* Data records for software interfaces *
**********
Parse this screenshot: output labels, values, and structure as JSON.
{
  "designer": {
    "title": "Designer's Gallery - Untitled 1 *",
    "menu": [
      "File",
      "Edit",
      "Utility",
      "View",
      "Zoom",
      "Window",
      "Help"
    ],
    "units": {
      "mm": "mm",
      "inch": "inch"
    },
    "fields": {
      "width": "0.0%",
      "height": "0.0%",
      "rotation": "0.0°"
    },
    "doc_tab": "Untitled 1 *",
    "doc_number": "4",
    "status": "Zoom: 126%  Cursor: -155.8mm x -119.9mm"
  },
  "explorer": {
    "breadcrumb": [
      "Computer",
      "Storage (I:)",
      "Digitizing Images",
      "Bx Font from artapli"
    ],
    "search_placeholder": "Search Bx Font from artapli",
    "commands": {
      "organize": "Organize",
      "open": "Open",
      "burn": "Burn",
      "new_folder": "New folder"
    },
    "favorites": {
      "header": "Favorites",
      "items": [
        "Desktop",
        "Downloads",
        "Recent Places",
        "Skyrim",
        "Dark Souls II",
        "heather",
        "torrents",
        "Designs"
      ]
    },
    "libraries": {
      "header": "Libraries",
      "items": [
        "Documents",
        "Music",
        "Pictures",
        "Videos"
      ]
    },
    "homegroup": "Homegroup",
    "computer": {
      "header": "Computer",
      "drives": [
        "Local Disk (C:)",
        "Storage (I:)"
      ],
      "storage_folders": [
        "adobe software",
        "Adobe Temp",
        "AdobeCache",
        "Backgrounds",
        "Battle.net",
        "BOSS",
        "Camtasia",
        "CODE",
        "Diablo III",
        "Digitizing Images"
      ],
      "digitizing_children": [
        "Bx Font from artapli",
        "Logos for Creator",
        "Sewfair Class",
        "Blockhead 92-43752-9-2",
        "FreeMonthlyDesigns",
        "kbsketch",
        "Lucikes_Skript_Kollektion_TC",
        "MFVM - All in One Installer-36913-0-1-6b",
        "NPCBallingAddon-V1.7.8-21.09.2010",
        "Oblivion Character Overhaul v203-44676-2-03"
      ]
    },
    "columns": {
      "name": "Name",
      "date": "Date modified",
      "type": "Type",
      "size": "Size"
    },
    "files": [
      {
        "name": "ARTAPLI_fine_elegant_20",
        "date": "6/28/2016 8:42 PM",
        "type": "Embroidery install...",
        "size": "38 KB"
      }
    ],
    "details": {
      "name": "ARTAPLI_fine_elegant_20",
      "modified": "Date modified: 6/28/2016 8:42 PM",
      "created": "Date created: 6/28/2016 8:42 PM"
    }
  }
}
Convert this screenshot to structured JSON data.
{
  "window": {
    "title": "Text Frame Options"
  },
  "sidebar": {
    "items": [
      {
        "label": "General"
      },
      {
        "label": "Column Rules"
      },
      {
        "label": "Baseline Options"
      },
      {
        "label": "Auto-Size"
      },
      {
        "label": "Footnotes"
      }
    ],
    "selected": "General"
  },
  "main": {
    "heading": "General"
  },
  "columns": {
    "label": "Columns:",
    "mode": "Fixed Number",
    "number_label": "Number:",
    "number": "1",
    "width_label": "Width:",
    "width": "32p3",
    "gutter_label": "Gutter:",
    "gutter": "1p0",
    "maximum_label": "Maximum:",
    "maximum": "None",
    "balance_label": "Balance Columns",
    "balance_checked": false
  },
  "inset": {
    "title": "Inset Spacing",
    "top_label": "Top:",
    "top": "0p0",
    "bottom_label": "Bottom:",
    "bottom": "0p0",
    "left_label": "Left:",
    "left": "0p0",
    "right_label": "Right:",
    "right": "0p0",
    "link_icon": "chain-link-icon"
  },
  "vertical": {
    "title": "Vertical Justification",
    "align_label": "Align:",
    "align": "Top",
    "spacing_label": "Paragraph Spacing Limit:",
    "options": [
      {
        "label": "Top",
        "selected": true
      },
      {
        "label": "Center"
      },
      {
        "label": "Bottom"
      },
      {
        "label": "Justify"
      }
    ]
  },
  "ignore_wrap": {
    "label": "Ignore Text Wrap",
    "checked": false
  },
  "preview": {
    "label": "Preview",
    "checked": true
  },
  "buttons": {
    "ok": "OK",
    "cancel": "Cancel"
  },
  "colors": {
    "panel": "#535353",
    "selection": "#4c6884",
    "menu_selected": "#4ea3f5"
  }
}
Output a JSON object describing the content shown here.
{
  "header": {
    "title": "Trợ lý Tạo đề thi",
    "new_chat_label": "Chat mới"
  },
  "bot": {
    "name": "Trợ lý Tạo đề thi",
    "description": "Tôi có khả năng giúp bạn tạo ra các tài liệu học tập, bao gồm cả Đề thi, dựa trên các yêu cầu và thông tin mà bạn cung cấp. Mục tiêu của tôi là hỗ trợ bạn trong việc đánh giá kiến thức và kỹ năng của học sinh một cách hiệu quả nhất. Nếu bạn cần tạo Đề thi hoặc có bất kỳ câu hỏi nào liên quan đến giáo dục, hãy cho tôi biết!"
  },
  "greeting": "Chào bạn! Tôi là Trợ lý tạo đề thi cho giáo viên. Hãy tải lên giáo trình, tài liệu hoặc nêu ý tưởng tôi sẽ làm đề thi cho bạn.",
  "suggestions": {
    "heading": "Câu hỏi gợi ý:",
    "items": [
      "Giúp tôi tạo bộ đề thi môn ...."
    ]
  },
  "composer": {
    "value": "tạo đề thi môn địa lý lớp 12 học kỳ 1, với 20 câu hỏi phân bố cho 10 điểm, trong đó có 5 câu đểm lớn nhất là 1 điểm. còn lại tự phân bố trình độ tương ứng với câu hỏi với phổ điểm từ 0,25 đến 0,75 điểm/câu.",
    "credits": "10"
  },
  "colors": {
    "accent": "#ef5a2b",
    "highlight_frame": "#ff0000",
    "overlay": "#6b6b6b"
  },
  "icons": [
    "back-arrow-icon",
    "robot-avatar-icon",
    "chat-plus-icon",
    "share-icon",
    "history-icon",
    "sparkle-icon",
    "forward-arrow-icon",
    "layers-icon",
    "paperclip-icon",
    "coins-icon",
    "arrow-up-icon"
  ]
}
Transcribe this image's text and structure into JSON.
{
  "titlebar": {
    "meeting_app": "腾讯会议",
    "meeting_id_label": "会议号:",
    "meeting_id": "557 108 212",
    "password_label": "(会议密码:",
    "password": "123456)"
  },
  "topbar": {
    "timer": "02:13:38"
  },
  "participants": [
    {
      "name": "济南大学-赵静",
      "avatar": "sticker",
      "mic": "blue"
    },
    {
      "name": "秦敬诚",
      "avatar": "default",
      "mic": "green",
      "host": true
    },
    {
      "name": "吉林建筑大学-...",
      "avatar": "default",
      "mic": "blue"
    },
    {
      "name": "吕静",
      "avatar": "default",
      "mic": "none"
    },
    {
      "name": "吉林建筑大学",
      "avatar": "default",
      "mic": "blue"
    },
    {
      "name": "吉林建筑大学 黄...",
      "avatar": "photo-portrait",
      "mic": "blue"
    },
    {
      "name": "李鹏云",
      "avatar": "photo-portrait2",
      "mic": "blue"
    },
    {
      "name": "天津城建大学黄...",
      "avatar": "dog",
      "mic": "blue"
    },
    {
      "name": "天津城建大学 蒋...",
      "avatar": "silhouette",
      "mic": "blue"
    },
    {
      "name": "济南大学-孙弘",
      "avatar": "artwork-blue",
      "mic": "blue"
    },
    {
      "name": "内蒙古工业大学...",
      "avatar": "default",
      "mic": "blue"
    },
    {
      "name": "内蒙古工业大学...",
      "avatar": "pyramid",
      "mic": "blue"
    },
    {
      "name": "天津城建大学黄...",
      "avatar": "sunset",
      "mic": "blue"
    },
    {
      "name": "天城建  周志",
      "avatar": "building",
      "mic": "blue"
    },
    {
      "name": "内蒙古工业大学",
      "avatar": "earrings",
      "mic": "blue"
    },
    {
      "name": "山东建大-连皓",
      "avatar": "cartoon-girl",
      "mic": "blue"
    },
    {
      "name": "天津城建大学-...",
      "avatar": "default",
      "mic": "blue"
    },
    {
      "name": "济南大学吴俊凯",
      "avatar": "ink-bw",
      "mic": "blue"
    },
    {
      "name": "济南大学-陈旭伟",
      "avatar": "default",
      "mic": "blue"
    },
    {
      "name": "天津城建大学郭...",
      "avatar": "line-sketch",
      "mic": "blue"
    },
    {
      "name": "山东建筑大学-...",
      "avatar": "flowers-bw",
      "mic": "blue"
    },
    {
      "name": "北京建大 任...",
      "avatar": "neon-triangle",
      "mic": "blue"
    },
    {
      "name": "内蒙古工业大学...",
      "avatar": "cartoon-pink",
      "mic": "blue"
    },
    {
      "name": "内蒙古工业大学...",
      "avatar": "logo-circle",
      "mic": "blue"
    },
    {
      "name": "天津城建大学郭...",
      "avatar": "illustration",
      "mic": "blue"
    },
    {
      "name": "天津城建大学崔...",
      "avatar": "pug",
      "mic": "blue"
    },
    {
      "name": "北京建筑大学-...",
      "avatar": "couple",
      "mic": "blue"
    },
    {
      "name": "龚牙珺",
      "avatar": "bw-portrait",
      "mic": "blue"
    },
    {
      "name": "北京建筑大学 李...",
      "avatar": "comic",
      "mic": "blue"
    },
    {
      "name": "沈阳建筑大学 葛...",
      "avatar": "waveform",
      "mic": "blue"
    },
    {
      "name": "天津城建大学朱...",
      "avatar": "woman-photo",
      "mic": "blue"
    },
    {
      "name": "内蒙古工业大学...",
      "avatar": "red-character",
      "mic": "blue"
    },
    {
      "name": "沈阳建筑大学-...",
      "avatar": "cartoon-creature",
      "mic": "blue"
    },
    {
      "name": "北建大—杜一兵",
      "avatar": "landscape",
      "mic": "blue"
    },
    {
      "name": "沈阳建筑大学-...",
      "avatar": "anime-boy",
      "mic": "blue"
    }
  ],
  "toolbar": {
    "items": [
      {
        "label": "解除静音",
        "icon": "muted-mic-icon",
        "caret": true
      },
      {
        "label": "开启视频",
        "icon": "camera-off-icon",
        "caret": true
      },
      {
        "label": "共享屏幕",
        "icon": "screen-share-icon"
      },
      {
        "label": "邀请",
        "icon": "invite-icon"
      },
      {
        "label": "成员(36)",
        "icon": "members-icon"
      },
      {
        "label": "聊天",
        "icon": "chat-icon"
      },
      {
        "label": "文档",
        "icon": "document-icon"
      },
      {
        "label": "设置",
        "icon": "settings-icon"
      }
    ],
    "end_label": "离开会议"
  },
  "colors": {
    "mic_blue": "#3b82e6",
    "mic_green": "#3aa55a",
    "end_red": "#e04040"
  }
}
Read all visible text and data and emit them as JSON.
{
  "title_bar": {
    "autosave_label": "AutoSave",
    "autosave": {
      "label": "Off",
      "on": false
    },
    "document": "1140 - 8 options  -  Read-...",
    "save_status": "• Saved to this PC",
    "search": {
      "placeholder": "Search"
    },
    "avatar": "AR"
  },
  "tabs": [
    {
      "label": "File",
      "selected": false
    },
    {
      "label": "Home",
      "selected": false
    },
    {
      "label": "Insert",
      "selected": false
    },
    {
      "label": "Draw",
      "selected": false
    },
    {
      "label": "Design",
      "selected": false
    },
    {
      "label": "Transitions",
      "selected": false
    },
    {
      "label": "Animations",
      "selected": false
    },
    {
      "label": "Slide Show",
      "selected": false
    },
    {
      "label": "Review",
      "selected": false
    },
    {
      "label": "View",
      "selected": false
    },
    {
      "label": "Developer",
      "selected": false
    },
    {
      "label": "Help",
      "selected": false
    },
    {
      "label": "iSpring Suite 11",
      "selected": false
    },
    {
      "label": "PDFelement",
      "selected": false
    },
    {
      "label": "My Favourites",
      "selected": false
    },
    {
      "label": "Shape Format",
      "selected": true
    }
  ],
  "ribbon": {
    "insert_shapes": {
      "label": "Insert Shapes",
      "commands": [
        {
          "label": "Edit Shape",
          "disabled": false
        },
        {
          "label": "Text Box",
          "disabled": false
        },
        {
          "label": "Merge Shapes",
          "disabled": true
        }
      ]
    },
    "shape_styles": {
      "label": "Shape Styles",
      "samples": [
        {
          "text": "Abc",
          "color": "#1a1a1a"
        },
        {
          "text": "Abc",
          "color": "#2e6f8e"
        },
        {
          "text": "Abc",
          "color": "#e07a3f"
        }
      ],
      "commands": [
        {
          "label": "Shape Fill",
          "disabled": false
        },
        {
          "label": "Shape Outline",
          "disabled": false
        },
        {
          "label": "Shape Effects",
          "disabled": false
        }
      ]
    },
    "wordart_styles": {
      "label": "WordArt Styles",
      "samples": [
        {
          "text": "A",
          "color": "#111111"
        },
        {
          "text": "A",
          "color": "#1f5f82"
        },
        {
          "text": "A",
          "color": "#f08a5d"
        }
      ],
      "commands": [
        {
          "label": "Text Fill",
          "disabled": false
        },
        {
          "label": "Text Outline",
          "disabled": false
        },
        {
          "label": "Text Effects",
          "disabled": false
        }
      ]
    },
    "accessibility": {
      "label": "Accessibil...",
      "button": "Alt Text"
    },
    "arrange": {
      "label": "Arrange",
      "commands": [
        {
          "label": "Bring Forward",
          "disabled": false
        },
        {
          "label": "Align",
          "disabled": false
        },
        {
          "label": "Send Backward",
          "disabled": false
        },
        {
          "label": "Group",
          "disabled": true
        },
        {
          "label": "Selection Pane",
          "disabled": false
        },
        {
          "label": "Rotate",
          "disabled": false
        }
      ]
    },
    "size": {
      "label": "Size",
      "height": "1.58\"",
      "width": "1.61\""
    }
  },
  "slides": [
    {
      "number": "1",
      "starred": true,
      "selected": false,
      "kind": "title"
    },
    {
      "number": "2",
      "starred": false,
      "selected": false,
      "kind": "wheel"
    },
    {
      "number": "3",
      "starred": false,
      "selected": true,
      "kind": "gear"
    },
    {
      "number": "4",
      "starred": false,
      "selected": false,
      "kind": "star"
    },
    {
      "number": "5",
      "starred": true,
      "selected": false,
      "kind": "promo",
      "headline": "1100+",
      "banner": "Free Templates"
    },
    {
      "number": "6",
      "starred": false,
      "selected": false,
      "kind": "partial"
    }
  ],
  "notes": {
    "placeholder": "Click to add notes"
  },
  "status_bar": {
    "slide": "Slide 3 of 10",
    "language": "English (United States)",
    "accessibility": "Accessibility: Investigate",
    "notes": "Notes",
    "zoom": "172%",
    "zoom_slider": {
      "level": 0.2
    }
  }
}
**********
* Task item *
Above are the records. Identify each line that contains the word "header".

* Solution to the exercise *
      "header": "Favorites",
      "header": "Libraries",
      "header": "Computer",
  "header": {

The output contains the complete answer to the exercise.